━━━ Provided material
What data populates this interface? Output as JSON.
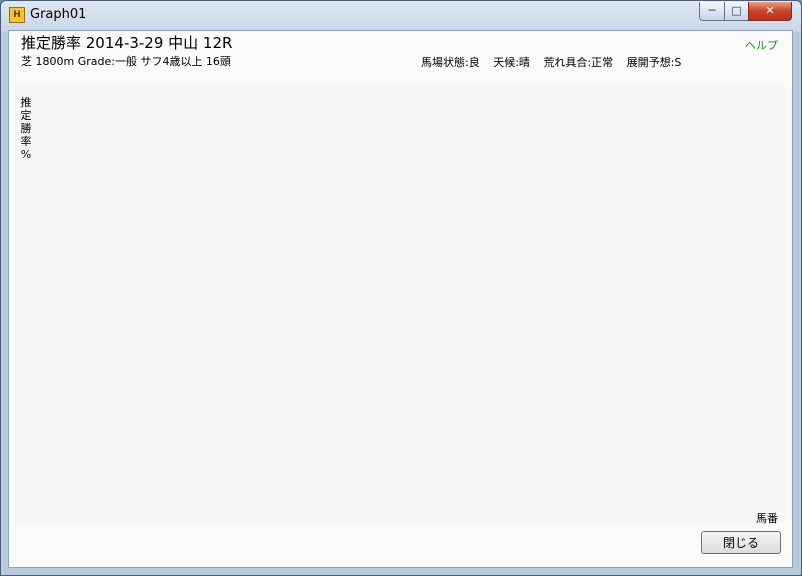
{
  "window": {
    "title": "Graph01",
    "icon": "app-icon",
    "controls": {
      "minimize": "minimize-icon",
      "maximize": "maximize-icon",
      "close": "close-icon"
    }
  },
  "header": {
    "title": "推定勝率  2014-3-29  中山  12R",
    "subtitle": "芝 1800m  Grade:一般  サフ4歳以上  16頭",
    "conditions": [
      "馬場状態:良",
      "天候:晴",
      "荒れ具合:正常",
      "展開予想:S"
    ],
    "help": "ヘルプ"
  },
  "chart_data": {
    "type": "bar",
    "ylabel": "推定勝率%",
    "xlabel": "馬番",
    "categories": [],
    "values": []
  },
  "footer": {
    "close_label": "閉じる"
  },
  "colors": {
    "help_link": "#228b22",
    "background": "#fafafa"
  }
}
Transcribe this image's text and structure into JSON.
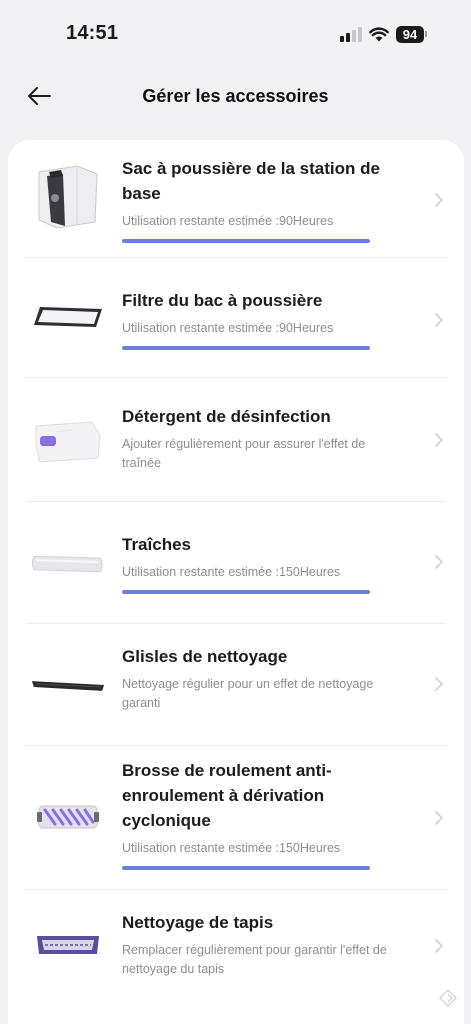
{
  "status_bar": {
    "time": "14:51",
    "battery": "94"
  },
  "header": {
    "title": "Gérer les accessoires"
  },
  "accessories": [
    {
      "title_lines": [
        "Sac à poussière de la station de",
        "base"
      ],
      "subtitle": "Utilisation restante estimée :90Heures",
      "progress": 1.0
    },
    {
      "title_lines": [
        "Filtre du bac à poussière"
      ],
      "subtitle": "Utilisation restante estimée :90Heures",
      "progress": 1.0
    },
    {
      "title_lines": [
        "Détergent de désinfection"
      ],
      "subtitle_lines": [
        "Ajouter régulièrement pour assurer l'effet de",
        "traînée"
      ]
    },
    {
      "title_lines": [
        "Traîches"
      ],
      "subtitle": "Utilisation restante estimée :150Heures",
      "progress": 1.0
    },
    {
      "title_lines": [
        "Glisles de nettoyage"
      ],
      "subtitle_lines": [
        "Nettoyage régulier pour un effet de nettoyage",
        "garanti"
      ]
    },
    {
      "title_lines": [
        "Brosse de roulement anti-",
        "enroulement à dérivation",
        "cyclonique"
      ],
      "subtitle": "Utilisation restante estimée :150Heures",
      "progress": 1.0
    },
    {
      "title_lines": [
        "Nettoyage de tapis"
      ],
      "subtitle_lines": [
        "Remplacer régulièrement pour garantir l'effet de",
        "nettoyage du tapis"
      ]
    }
  ],
  "colors": {
    "progress": "#6a7ed8",
    "accent_purple": "#8b6fe0"
  },
  "icons": [
    "back-arrow-icon",
    "chevron-right-icon",
    "signal-icon",
    "wifi-icon",
    "battery-icon"
  ]
}
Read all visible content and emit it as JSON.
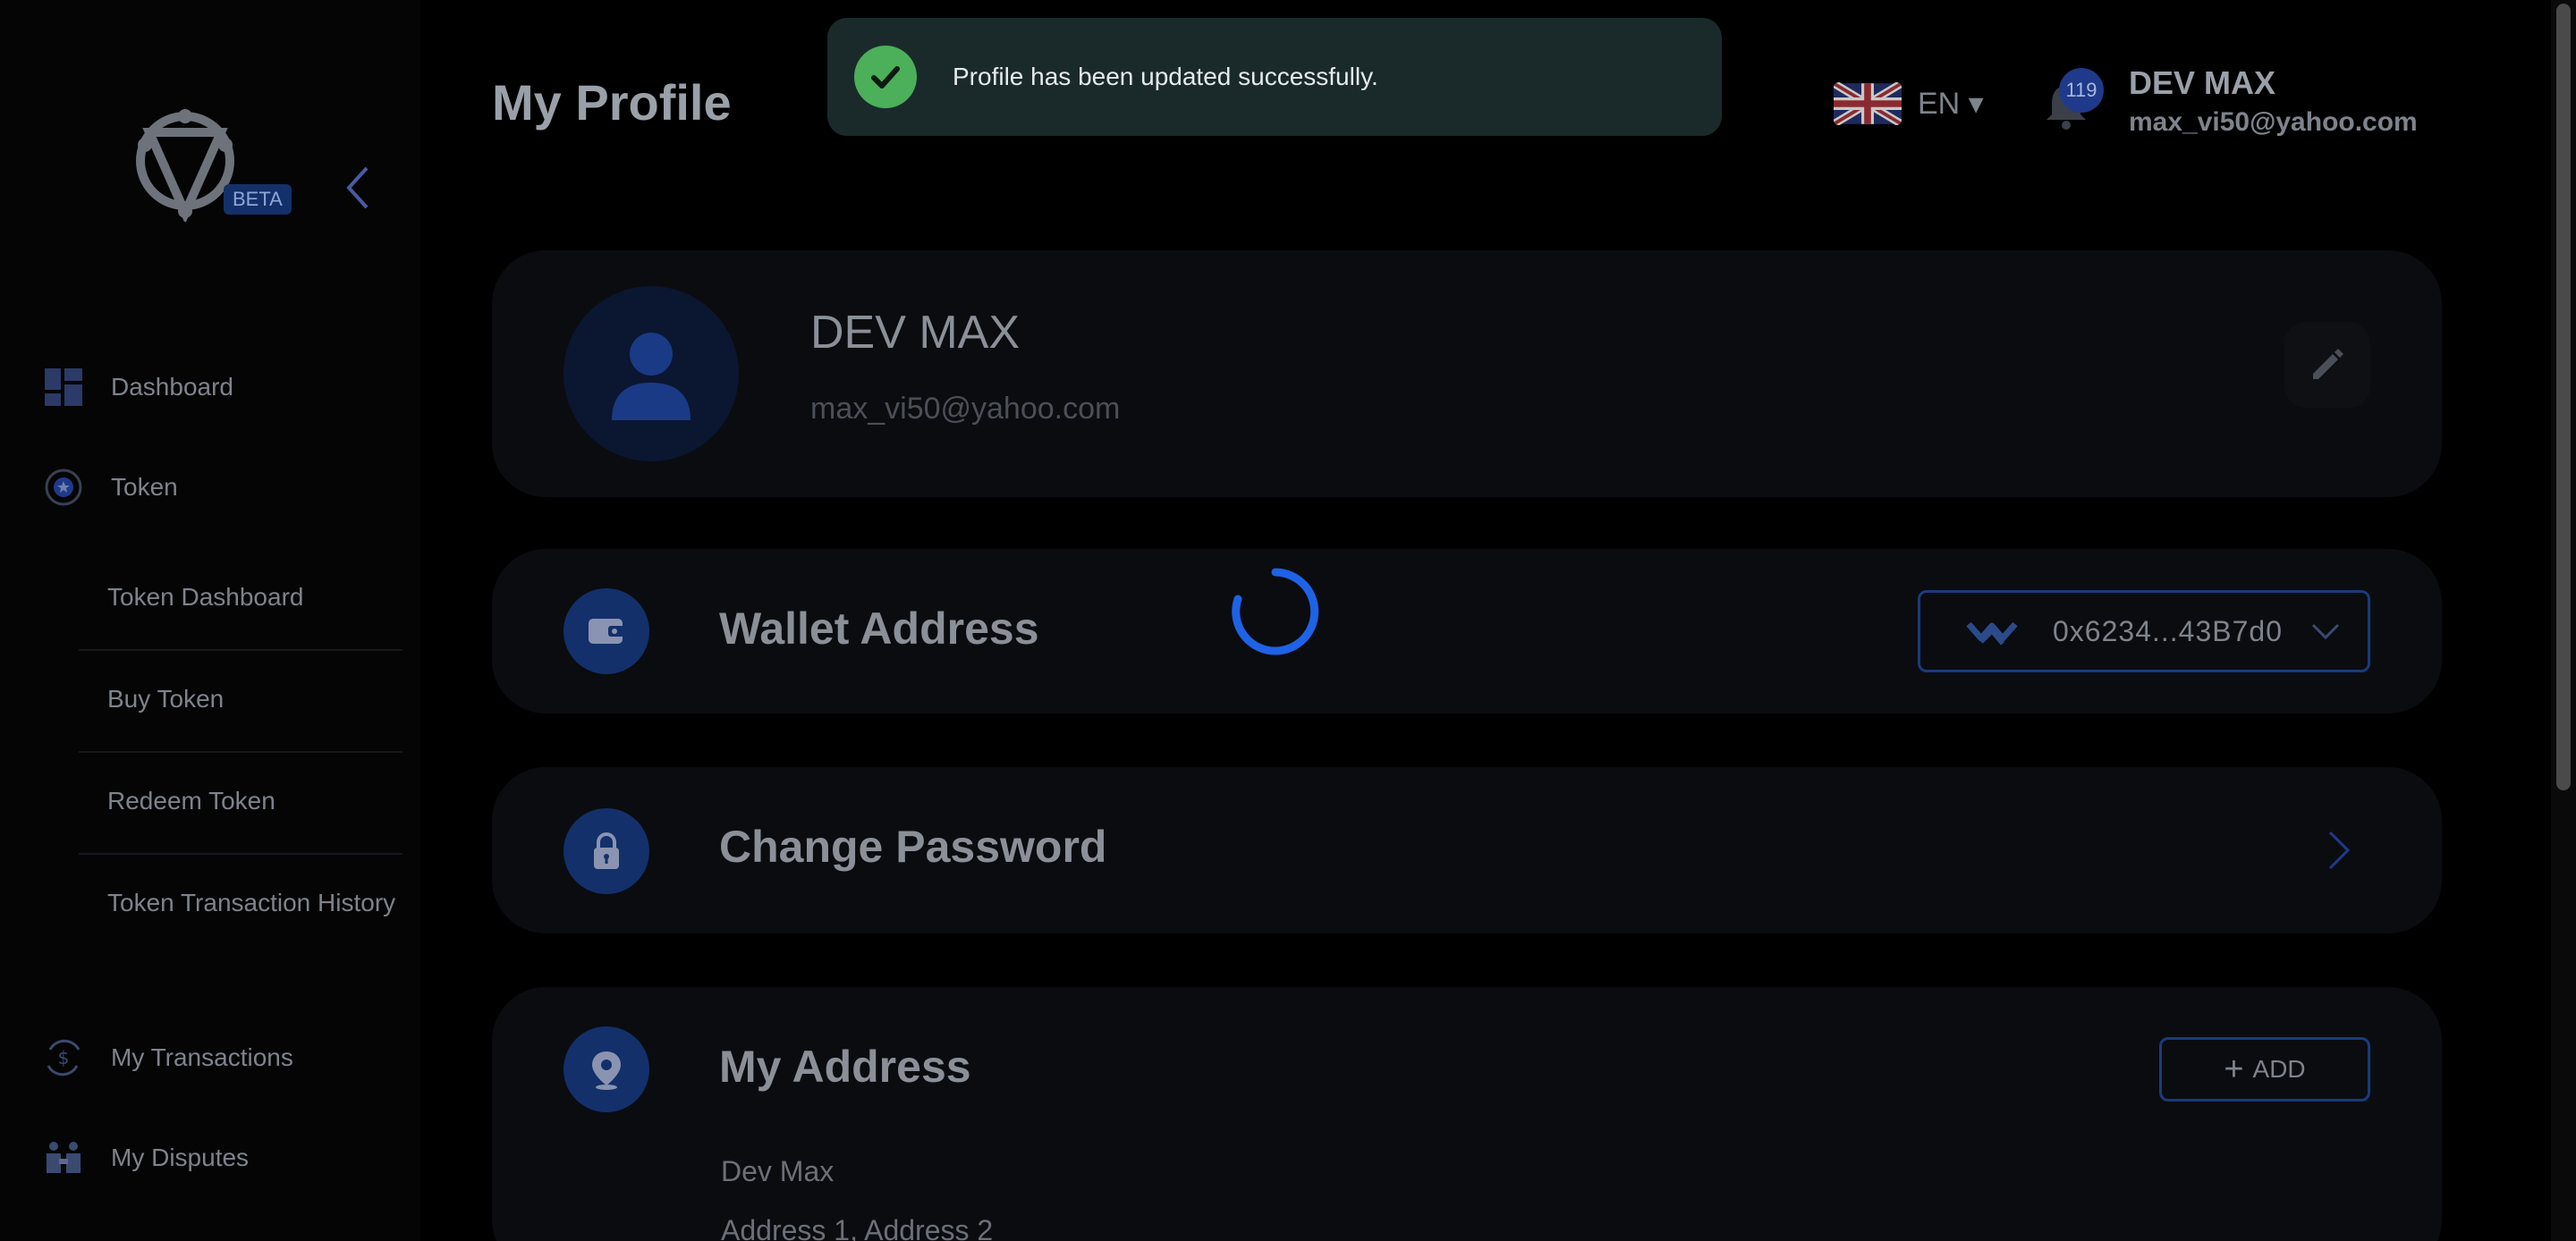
{
  "sidebar": {
    "beta_label": "BETA",
    "items": [
      {
        "label": "Dashboard",
        "icon": "dashboard-icon"
      },
      {
        "label": "Token",
        "icon": "token-icon"
      },
      {
        "label": "My Transactions",
        "icon": "transactions-icon"
      },
      {
        "label": "My Disputes",
        "icon": "disputes-icon"
      }
    ],
    "token_subitems": [
      "Token Dashboard",
      "Buy Token",
      "Redeem Token",
      "Token Transaction History"
    ]
  },
  "header": {
    "title": "My Profile",
    "language": "EN ▾",
    "notification_count": "119",
    "user_name": "DEV MAX",
    "user_email": "max_vi50@yahoo.com"
  },
  "profile": {
    "name": "DEV MAX",
    "email": "max_vi50@yahoo.com"
  },
  "wallet": {
    "title": "Wallet Address",
    "address": "0x6234...43B7d0"
  },
  "password": {
    "title": "Change Password"
  },
  "address_section": {
    "title": "My Address",
    "add_label": "ADD",
    "lines": [
      "Dev Max",
      "Address 1, Address 2"
    ]
  },
  "toast": {
    "message": "Profile has been updated successfully."
  },
  "colors": {
    "accent": "#1a3b7c",
    "success": "#4caf5a",
    "spinner": "#1e62e6"
  }
}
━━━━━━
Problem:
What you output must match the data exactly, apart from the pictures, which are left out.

Answer space:
What data populates this interface? Output as JSON.
{
  "window": {
    "title": "Graph01",
    "icon": "app-icon",
    "controls": {
      "minimize": "minimize-icon",
      "maximize": "maximize-icon",
      "close": "close-icon"
    }
  },
  "header": {
    "title": "推定勝率  2014-3-29  中山  12R",
    "subtitle": "芝 1800m  Grade:一般  サフ4歳以上  16頭",
    "conditions": [
      "馬場状態:良",
      "天候:晴",
      "荒れ具合:正常",
      "展開予想:S"
    ],
    "help": "ヘルプ"
  },
  "chart_data": {
    "type": "bar",
    "ylabel": "推定勝率%",
    "xlabel": "馬番",
    "categories": [],
    "values": []
  },
  "footer": {
    "close_label": "閉じる"
  },
  "colors": {
    "help_link": "#228b22",
    "background": "#fafafa"
  }
}
Transcribe this image's text and structure into JSON.
{
  "status_bar": {
    "time": "14:51",
    "battery": "94"
  },
  "header": {
    "title": "Gérer les accessoires"
  },
  "accessories": [
    {
      "title_lines": [
        "Sac à poussière de la station de",
        "base"
      ],
      "subtitle": "Utilisation restante estimée :90Heures",
      "progress": 1.0
    },
    {
      "title_lines": [
        "Filtre du bac à poussière"
      ],
      "subtitle": "Utilisation restante estimée :90Heures",
      "progress": 1.0
    },
    {
      "title_lines": [
        "Détergent de désinfection"
      ],
      "subtitle_lines": [
        "Ajouter régulièrement pour assurer l'effet de",
        "traînée"
      ]
    },
    {
      "title_lines": [
        "Traîches"
      ],
      "subtitle": "Utilisation restante estimée :150Heures",
      "progress": 1.0
    },
    {
      "title_lines": [
        "Glisles de nettoyage"
      ],
      "subtitle_lines": [
        "Nettoyage régulier pour un effet de nettoyage",
        "garanti"
      ]
    },
    {
      "title_lines": [
        "Brosse de roulement anti-",
        "enroulement à dérivation",
        "cyclonique"
      ],
      "subtitle": "Utilisation restante estimée :150Heures",
      "progress": 1.0
    },
    {
      "title_lines": [
        "Nettoyage de tapis"
      ],
      "subtitle_lines": [
        "Remplacer régulièrement pour garantir l'effet de",
        "nettoyage du tapis"
      ]
    }
  ],
  "colors": {
    "progress": "#6a7ed8",
    "accent_purple": "#8b6fe0"
  },
  "icons": [
    "back-arrow-icon",
    "chevron-right-icon",
    "signal-icon",
    "wifi-icon",
    "battery-icon"
  ]
}
Read all visible content and emit it as JSON.
{
  "sidebar": {
    "beta_label": "BETA",
    "items": [
      {
        "label": "Dashboard",
        "icon": "dashboard-icon"
      },
      {
        "label": "Token",
        "icon": "token-icon"
      },
      {
        "label": "My Transactions",
        "icon": "transactions-icon"
      },
      {
        "label": "My Disputes",
        "icon": "disputes-icon"
      }
    ],
    "token_subitems": [
      "Token Dashboard",
      "Buy Token",
      "Redeem Token",
      "Token Transaction History"
    ]
  },
  "header": {
    "title": "My Profile",
    "language": "EN ▾",
    "notification_count": "119",
    "user_name": "DEV MAX",
    "user_email": "max_vi50@yahoo.com"
  },
  "profile": {
    "name": "DEV MAX",
    "email": "max_vi50@yahoo.com"
  },
  "wallet": {
    "title": "Wallet Address",
    "address": "0x6234...43B7d0"
  },
  "password": {
    "title": "Change Password"
  },
  "address_section": {
    "title": "My Address",
    "add_label": "ADD",
    "lines": [
      "Dev Max",
      "Address 1, Address 2"
    ]
  },
  "toast": {
    "message": "Profile has been updated successfully."
  },
  "colors": {
    "accent": "#1a3b7c",
    "success": "#4caf5a",
    "spinner": "#1e62e6"
  }
}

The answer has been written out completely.